Michael Guerrera, started off with 215/65/16 which are 27" tall and 8.5 " wide. The 225/70/16 are 28.4" tall. So in his case he moved up 1.4" He could do that without rubbing because he started with a 27" tall tire.
Because I'm starting with a 28" tall tire I don't think I can add 1.4" of tire pretty sure a 29.4 " tall tire without a lift would cause all kinds of issues. What I'm paying attention to is that he posted a 28.4" tall by 8.9" wide tire is clearing everything without issue. For me that is if I could find a tire in a 17" that was 28.4" tall that would only increase my tire height by .4" but the closest I can find is a 225/65-17 which is .5 inches taller with the same 8.9" wide. Looking our Trailhawk over I can see the extra .1" should fit just fine.
As near as I can tell there were at least 1 more 17" size tires listed for a 2018 Compass besides the Trailhawk it looks to be a 225/60-17 or 27.6" tall 8.9" wide. But again as far as fitting without rubbing total tire height and width is what to look at and not how much larger than stock the tires are. Something I have not thought about here is backspacing on the rims I want to find out if backspacing and rim width is the same or works out to the same. I'm sure in my case I will be fine but if others have different backspacing and width it could throw things off a bit. So I still advise measuring as I pointed out in post above.
As for MPG this is where height over stock matters as it changes the last gearing figure in your drivetrain. In theory your going to lose some city and gain some highway with a slightly larger tire. How much depends on how much you change your tire size your driving style and tire choice. The weight and rolling friction of the tire will change from tire to tire. There is a point in increased tire size where both city and highway MPG will suffer but we are not talking anything near those sizes here. I have seen little effect in MPG on any of my vehicles where I bumped up tire size by an inch or less. On my 03 Chevy Tracker I increased tire height by ~2.6 inches I lost 3 MPG city and gained 2 MPG highway.
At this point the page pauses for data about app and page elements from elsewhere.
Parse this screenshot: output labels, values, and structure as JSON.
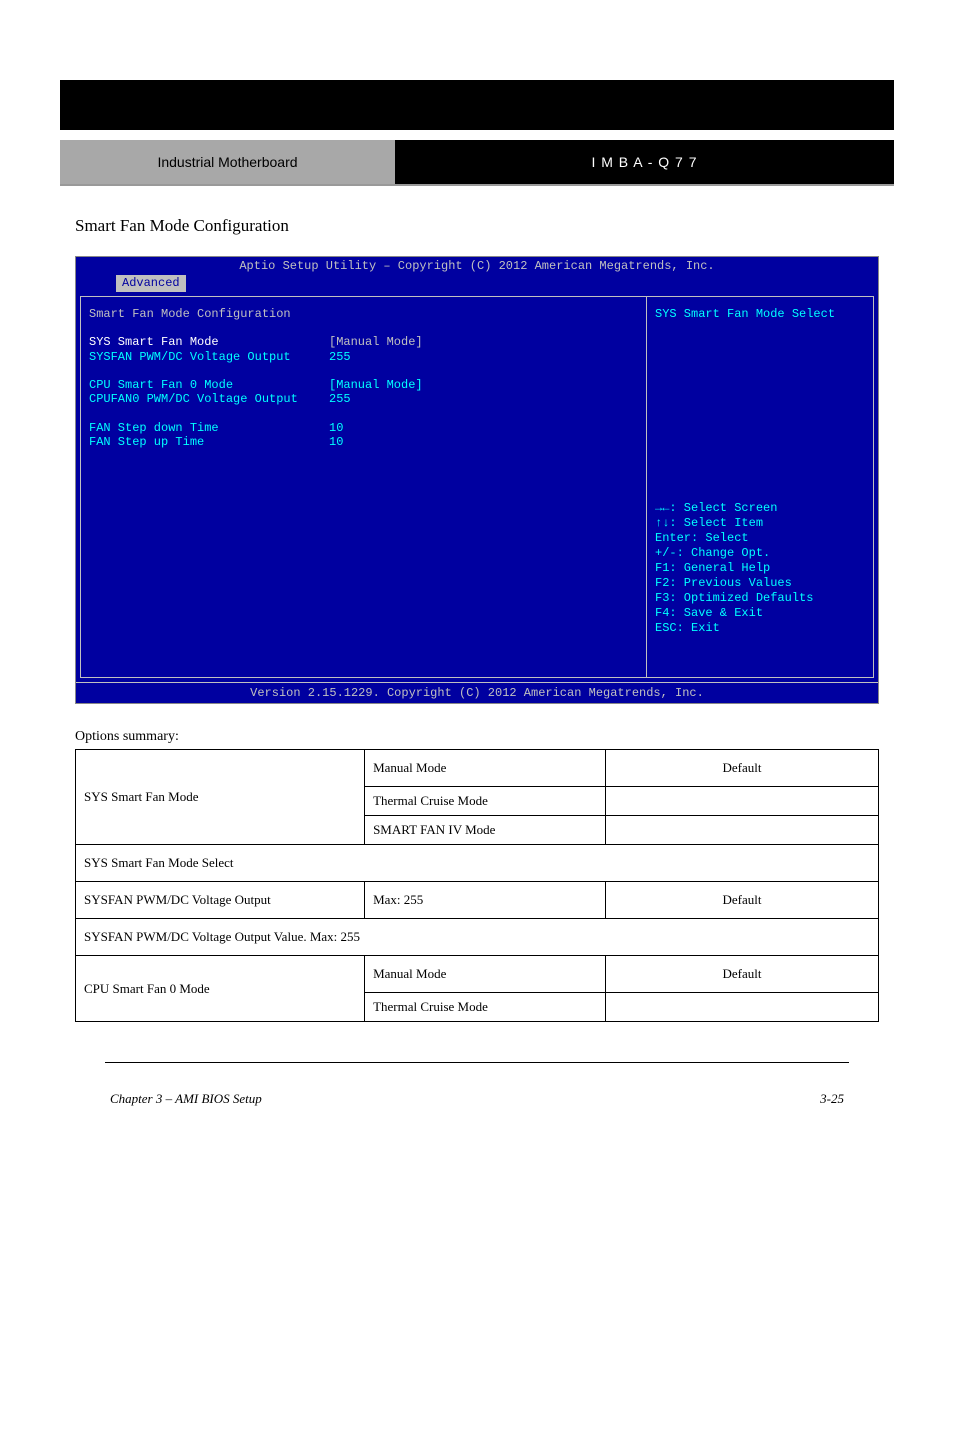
{
  "header": {
    "left": "Industrial Motherboard",
    "right_code": "I M B A - Q 7 7"
  },
  "section_title": "Smart Fan Mode Configuration",
  "bios": {
    "top_bar": "Aptio Setup Utility – Copyright (C) 2012 American Megatrends, Inc.",
    "tab": "Advanced",
    "main_heading": "Smart Fan Mode Configuration",
    "rows": [
      {
        "label": "SYS Smart Fan Mode",
        "value": "[Manual Mode]",
        "label_class": "white",
        "value_class": ""
      },
      {
        "label": "SYSFAN PWM/DC Voltage Output",
        "value": "255",
        "label_class": "cyan",
        "value_class": "cyan"
      },
      {
        "spacer": true
      },
      {
        "label": "CPU Smart Fan 0 Mode",
        "value": "[Manual Mode]",
        "label_class": "cyan",
        "value_class": "cyan"
      },
      {
        "label": "CPUFAN0 PWM/DC Voltage Output",
        "value": "255",
        "label_class": "cyan",
        "value_class": "cyan"
      },
      {
        "spacer": true
      },
      {
        "label": "FAN Step down Time",
        "value": "10",
        "label_class": "cyan",
        "value_class": "cyan"
      },
      {
        "label": "FAN Step up Time",
        "value": "10",
        "label_class": "cyan",
        "value_class": "cyan"
      }
    ],
    "side_desc": "SYS Smart Fan Mode Select",
    "help": [
      "→←: Select Screen",
      "↑↓: Select Item",
      "Enter: Select",
      "+/-: Change Opt.",
      "F1: General Help",
      "F2: Previous Values",
      "F3: Optimized Defaults",
      "F4: Save & Exit",
      "ESC: Exit"
    ],
    "bottom_bar": "Version 2.15.1229. Copyright (C) 2012 American Megatrends, Inc."
  },
  "options_label": "Options summary:",
  "table": {
    "block1": {
      "setting": "SYS Smart Fan Mode",
      "rows": [
        {
          "option": "Manual Mode",
          "default": "Default"
        },
        {
          "option": "Thermal Cruise Mode",
          "default": ""
        },
        {
          "option": "SMART FAN IV Mode",
          "default": ""
        }
      ],
      "desc": "SYS Smart Fan Mode Select"
    },
    "block2": {
      "setting": "SYSFAN PWM/DC Voltage Output",
      "rows": [
        {
          "option": "Max: 255",
          "default": "Default"
        }
      ],
      "desc": "SYSFAN PWM/DC Voltage Output Value. Max: 255"
    },
    "block3": {
      "setting": "CPU Smart Fan 0 Mode",
      "rows": [
        {
          "option": "Manual Mode",
          "default": "Default"
        },
        {
          "option": "Thermal Cruise Mode",
          "default": ""
        }
      ]
    }
  },
  "footer": {
    "left": "Chapter 3 – AMI BIOS Setup",
    "right": "3-25"
  }
}
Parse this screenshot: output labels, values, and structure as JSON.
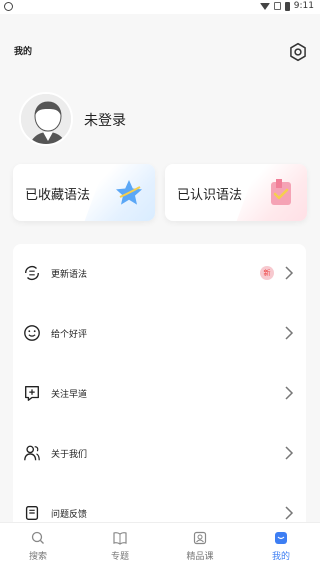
{
  "statusbar": {
    "time": "9:11"
  },
  "page": {
    "title": "我的"
  },
  "profile": {
    "login_text": "未登录"
  },
  "cards": [
    {
      "label": "已收藏语法",
      "icon": "star-icon"
    },
    {
      "label": "已认识语法",
      "icon": "check-bookmark-icon"
    }
  ],
  "menu": {
    "items": [
      {
        "label": "更新语法",
        "icon": "update-icon",
        "badge": "新"
      },
      {
        "label": "给个好评",
        "icon": "smile-icon"
      },
      {
        "label": "关注早道",
        "icon": "add-follow-icon"
      },
      {
        "label": "关于我们",
        "icon": "users-icon"
      },
      {
        "label": "问题反馈",
        "icon": "feedback-icon"
      }
    ]
  },
  "tabbar": {
    "tabs": [
      {
        "label": "搜索",
        "icon": "search-icon",
        "active": false
      },
      {
        "label": "专题",
        "icon": "book-icon",
        "active": false
      },
      {
        "label": "精品课",
        "icon": "course-icon",
        "active": false
      },
      {
        "label": "我的",
        "icon": "profile-icon",
        "active": true
      }
    ]
  },
  "colors": {
    "accent": "#3d7ef3",
    "badge_bg": "#f7c9cf",
    "badge_text": "#ee4444"
  }
}
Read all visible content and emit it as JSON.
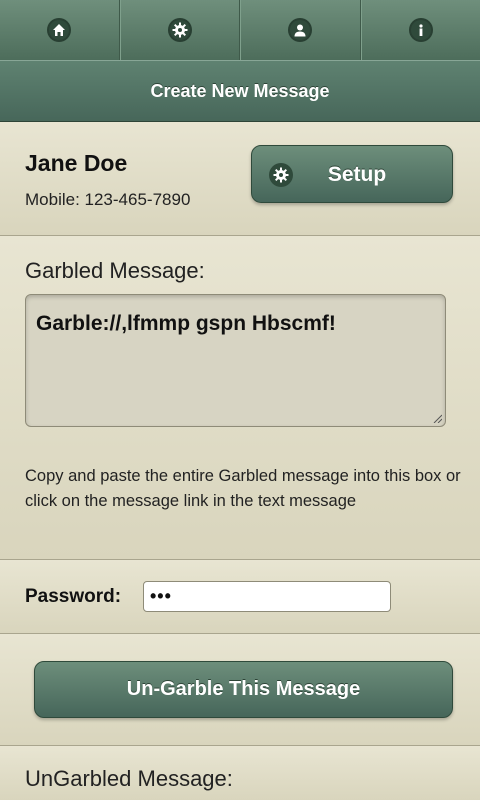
{
  "nav": {
    "tabs": [
      {
        "icon": "home-icon"
      },
      {
        "icon": "gear-icon"
      },
      {
        "icon": "user-icon"
      },
      {
        "icon": "info-icon"
      }
    ]
  },
  "header": {
    "title": "Create New Message"
  },
  "user": {
    "name": "Jane Doe",
    "mobile": "Mobile: 123-465-7890"
  },
  "setup_button": {
    "label": "Setup",
    "icon": "gear-icon"
  },
  "garbled": {
    "label": "Garbled Message:",
    "value": "Garble://,lfmmp gspn Hbscmf!",
    "hint": "Copy and paste the entire Garbled message into this box or click on the message link in the text message"
  },
  "password": {
    "label": "Password:",
    "value": "•••"
  },
  "ungarble_button": {
    "label": "Un-Garble This Message"
  },
  "result": {
    "label": "UnGarbled Message:"
  },
  "colors": {
    "bar_green": "#4d6d5b",
    "background": "#e4e1cc",
    "button_green": "#46665a"
  }
}
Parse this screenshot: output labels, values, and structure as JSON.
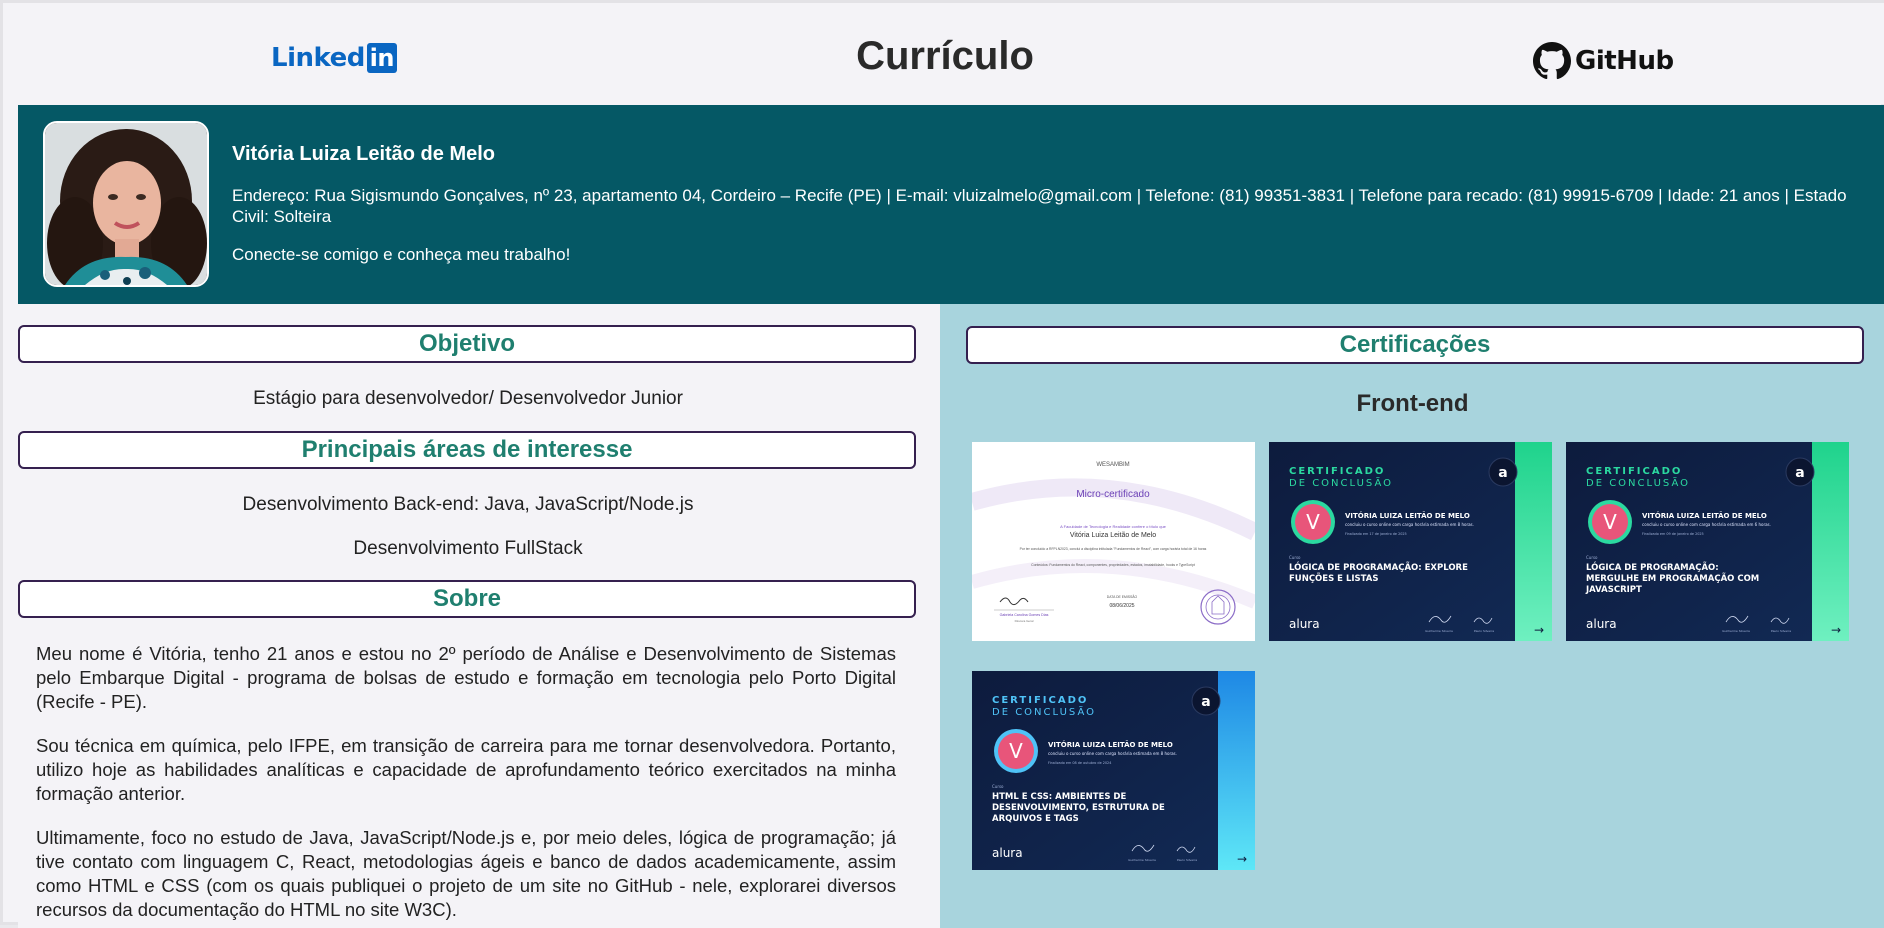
{
  "header": {
    "linkedin_label": "Linked",
    "linkedin_box": "in",
    "title": "Currículo",
    "github_label": "GitHub"
  },
  "profile": {
    "name": "Vitória Luiza Leitão de Melo",
    "info": "Endereço: Rua Sigismundo Gonçalves, nº 23, apartamento 04, Cordeiro – Recife (PE) | E-mail: vluizalmelo@gmail.com | Telefone: (81) 99351-3831 | Telefone para recado: (81) 99915-6709 | Idade: 21 anos | Estado Civil: Solteira",
    "cta": "Conecte-se comigo e conheça meu trabalho!"
  },
  "objetivo": {
    "heading": "Objetivo",
    "text": "Estágio para desenvolvedor/ Desenvolvedor Junior"
  },
  "interesses": {
    "heading": "Principais áreas de interesse",
    "items": [
      "Desenvolvimento Back-end: Java, JavaScript/Node.js",
      "Desenvolvimento FullStack"
    ]
  },
  "sobre": {
    "heading": "Sobre",
    "paragraphs": [
      "Meu nome é Vitória, tenho 21 anos e estou no 2º período de Análise e Desenvolvimento de Sistemas pelo Embarque Digital - programa de bolsas de estudo e formação em tecnologia pelo Porto Digital (Recife - PE).",
      "Sou técnica em química, pelo IFPE, em transição de carreira para me tornar desenvolvedora. Portanto, utilizo hoje as habilidades analíticas e capacidade de aprofundamento teórico exercitados na minha formação anterior.",
      "Ultimamente, foco no estudo de Java, JavaScript/Node.js e, por meio deles, lógica de programação; já tive contato com linguagem C, React, metodologias ágeis e banco de dados academicamente, assim como HTML e CSS (com os quais publiquei o projeto de um site no GitHub - nele, explorarei diversos recursos da documentação do HTML no site W3C)."
    ]
  },
  "certificacoes": {
    "heading": "Certificações",
    "subheading": "Front-end",
    "cards": [
      {
        "kind": "micro",
        "issuer": "WESAMBIM",
        "title": "Micro-certificado",
        "line1": "A Faculdade de Tecnologia e Realidade confere o título que",
        "name": "Vitória Luiza Leitão de Melo",
        "body": "Por ter concluído a RFPLN2023, conclui a disciplina intitulada \"Fundamentos de React\", com carga horária total de 16 horas",
        "content": "Conteúdos: Fundamentos do React, componentes, propriedades, estados, imutabilidade, hooks e TypeScript",
        "signer": "Gabriela Carolina Gomes Dias",
        "signer_role": "Diretora Geral",
        "date_label": "DATA DE EMISSÃO",
        "date": "08/06/2025"
      },
      {
        "kind": "alura",
        "heading1": "CERTIFICADO",
        "heading2": "DE CONCLUSÃO",
        "name": "VITÓRIA LUIZA LEITÃO DE MELO",
        "sub": "concluiu o curso online com carga horária estimada em 8 horas.",
        "small": "Finalizado em 17 de janeiro de 2025",
        "curso": "Curso",
        "course": [
          "LÓGICA DE PROGRAMAÇÃO: EXPLORE",
          "FUNÇÕES E LISTAS"
        ],
        "brand": "alura",
        "initial": "V",
        "logo": "a",
        "accent": "#1fd38c",
        "sig1": "Guilherme Silveira",
        "sig2": "Paulo Silveira",
        "arrow": "→"
      },
      {
        "kind": "alura",
        "heading1": "CERTIFICADO",
        "heading2": "DE CONCLUSÃO",
        "name": "VITÓRIA LUIZA LEITÃO DE MELO",
        "sub": "concluiu o curso online com carga horária estimada em 6 horas.",
        "small": "Finalizado em 09 de janeiro de 2025",
        "curso": "Curso",
        "course": [
          "LÓGICA DE PROGRAMAÇÃO:",
          "MERGULHE EM PROGRAMAÇÃO COM",
          "JAVASCRIPT"
        ],
        "brand": "alura",
        "initial": "V",
        "logo": "a",
        "accent": "#1fd38c",
        "sig1": "Guilherme Silveira",
        "sig2": "Paulo Silveira",
        "arrow": "→"
      },
      {
        "kind": "alura",
        "heading1": "CERTIFICADO",
        "heading2": "DE CONCLUSÃO",
        "name": "VITÓRIA LUIZA LEITÃO DE MELO",
        "sub": "concluiu o curso online com carga horária estimada em 8 horas.",
        "small": "Finalizado em 08 de outubro de 2024",
        "curso": "Curso",
        "course": [
          "HTML E CSS: AMBIENTES DE",
          "DESENVOLVIMENTO, ESTRUTURA DE",
          "ARQUIVOS E TAGS"
        ],
        "brand": "alura",
        "initial": "V",
        "logo": "a",
        "accent": "#29b6f6",
        "sig1": "Guilherme Silveira",
        "sig2": "Paulo Silveira",
        "arrow": "→"
      }
    ]
  },
  "colors": {
    "profile_band": "#055865",
    "heading_text": "#1f7f6f",
    "heading_border": "#35204f",
    "cert_panel": "#a8d4dd"
  }
}
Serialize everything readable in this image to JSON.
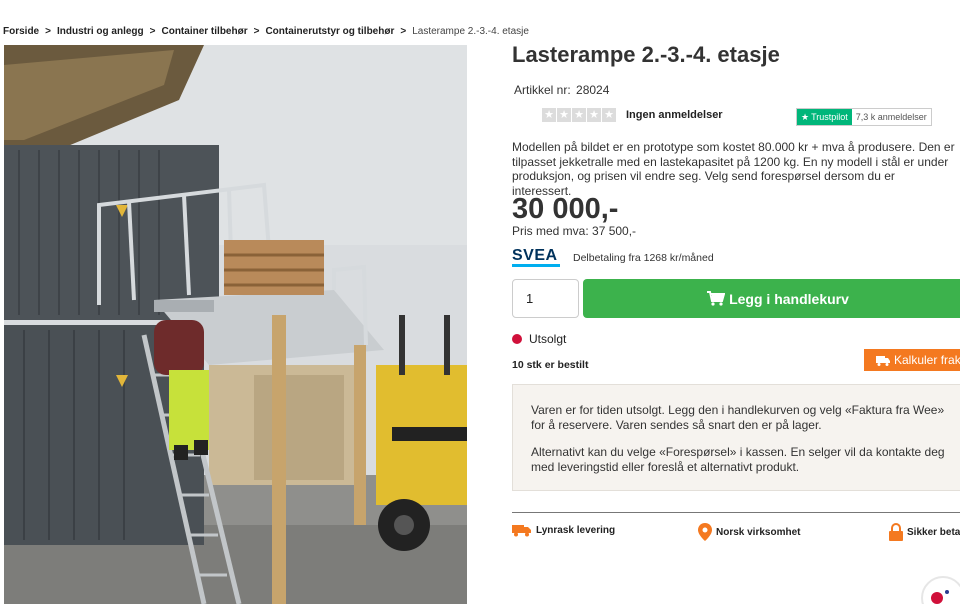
{
  "breadcrumb": {
    "items": [
      "Forside",
      "Industri og anlegg",
      "Container tilbehør",
      "Containerutstyr og tilbehør"
    ],
    "separator": ">",
    "current": "Lasterampe 2.-3.-4. etasje"
  },
  "product": {
    "title": "Lasterampe 2.-3.-4. etasje",
    "article_label": "Artikkel nr:",
    "article_number": "28024",
    "reviews_label": "Ingen anmeldelser",
    "star_count": 5,
    "description": "Modellen på bildet er en prototype som kostet 80.000 kr + mva å produsere. Den er tilpasset jekketralle med en lastekapasitet på 1200 kg. En ny modell i stål er under produksjon, og prisen vil endre seg. Velg send forespørsel dersom du er interessert.",
    "price": "30 000,-",
    "price_vat": "Pris med mva: 37 500,-"
  },
  "trustpilot": {
    "brand": "Trustpilot",
    "count": "7,3 k anmeldelser",
    "color": "#00b67a"
  },
  "financing": {
    "provider_logo": "SVEA",
    "text": "Delbetaling fra 1268 kr/måned"
  },
  "cart": {
    "quantity": "1",
    "add_label": "Legg i handlekurv",
    "button_color": "#3cb24c",
    "icon": "cart-icon"
  },
  "stock": {
    "status": "Utsolgt",
    "status_color": "#d0103a",
    "ordered": "10 stk er bestilt",
    "calc_label": "Kalkuler frakt",
    "calc_color": "#f47920"
  },
  "notice": {
    "paragraph1": "Varen er for tiden utsolgt. Legg den i handlekurven og velg «Faktura fra Wee» for å reservere. Varen sendes så snart den er på lager.",
    "paragraph2": "Alternativt kan du velge «Forespørsel» i kassen. En selger vil da kontakte deg med leveringstid eller foreslå et alternativt produkt."
  },
  "usps": [
    {
      "label": "Lynrask levering",
      "icon": "truck-icon"
    },
    {
      "label": "Norsk virksomhet",
      "icon": "location-pin-icon"
    },
    {
      "label": "Sikker betaling",
      "icon": "lock-icon"
    }
  ],
  "accent_color": "#f47920"
}
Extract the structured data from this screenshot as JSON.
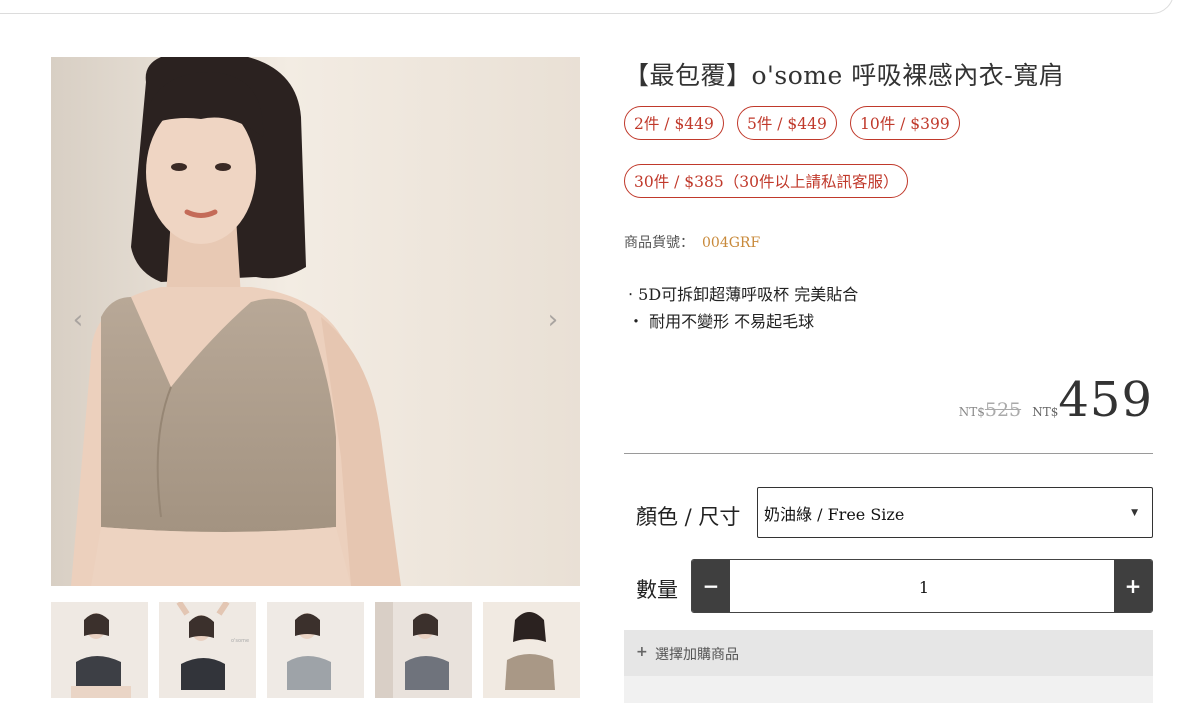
{
  "product": {
    "title": "【最包覆】o'some 呼吸裸感內衣-寬肩",
    "offers": [
      {
        "label": "2件 / $449"
      },
      {
        "label": "5件 / $449"
      },
      {
        "label": "10件 / $399"
      },
      {
        "label": "30件 / $385（30件以上請私訊客服）"
      }
    ],
    "sku_label": "商品貨號：",
    "sku_value": "004GRF",
    "features": [
      "‧ 5D可拆卸超薄呼吸杯 完美貼合",
      "‧ 耐用不變形 不易起毛球"
    ],
    "price": {
      "currency": "NT$",
      "original": "525",
      "current": "459"
    }
  },
  "options": {
    "variant_label": "顏色 / 尺寸",
    "variant_value": "奶油綠 / Free Size",
    "quantity_label": "數量",
    "quantity_value": "1",
    "minus_symbol": "−",
    "plus_symbol": "+"
  },
  "addon": {
    "plus": "+",
    "label": "選擇加購商品"
  },
  "gallery": {
    "prev_icon": "chevron-left-icon",
    "next_icon": "chevron-right-icon",
    "thumbnail_count": 5,
    "selected_thumbnail": 5
  },
  "colors": {
    "offer_accent": "#c0392b",
    "sku_accent": "#c8893a",
    "button_dark": "#3f3f3f",
    "addon_bg": "#e6e6e6"
  }
}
But each vehicle will be effected differently because of gearing/weight actual tire selection and other variables. I don't see bumping up tire height by less than an inch really hurting our MPG on our Compass very much at all if we select the right tires.
I would try to avoid heavy ply tires like those used for heavy duty trucks unless your wheeling were you need a heavy thick tire they tend to weigh a lot and this combined with extra height is going to really put a dent in your MPG.
A quick look at Tirerack.com shows the stock 215/65-17 Falken Wildpeak tires on our Trailhawk weigh 27 lbs. In a AT 225/65-17 I can get a BFGoodrich KO2 tire which is a great AT tire but it weighs 39 lbs and I'm not sure a lighter ply is available in this size for this tire. This tire is going to cost a lot MPG in stop and go traffic and because it is a heavy load range it will ride rough on something lighter like our Compass. Then I looked at other tires in the same size to compare weight and I find a Pirelli Scorpion AT weighs in at 29 lbs this weight wise would be ok on MPG. It is a lighter ply tire so ride would not suffer too much. However I personally do not like the looks of it to me the Wildpeak looks better. But I'm still looking at tires and with only 10k on stock tires I have plenty of time to shop to find a tire that will be the best all rounder for us.
These are all the same things you should be looking at if ride and MPG really matter to you. So when your tire shopping look at the load range and weight of the tires. For MPG try to find tires around or less than 30 pounds each.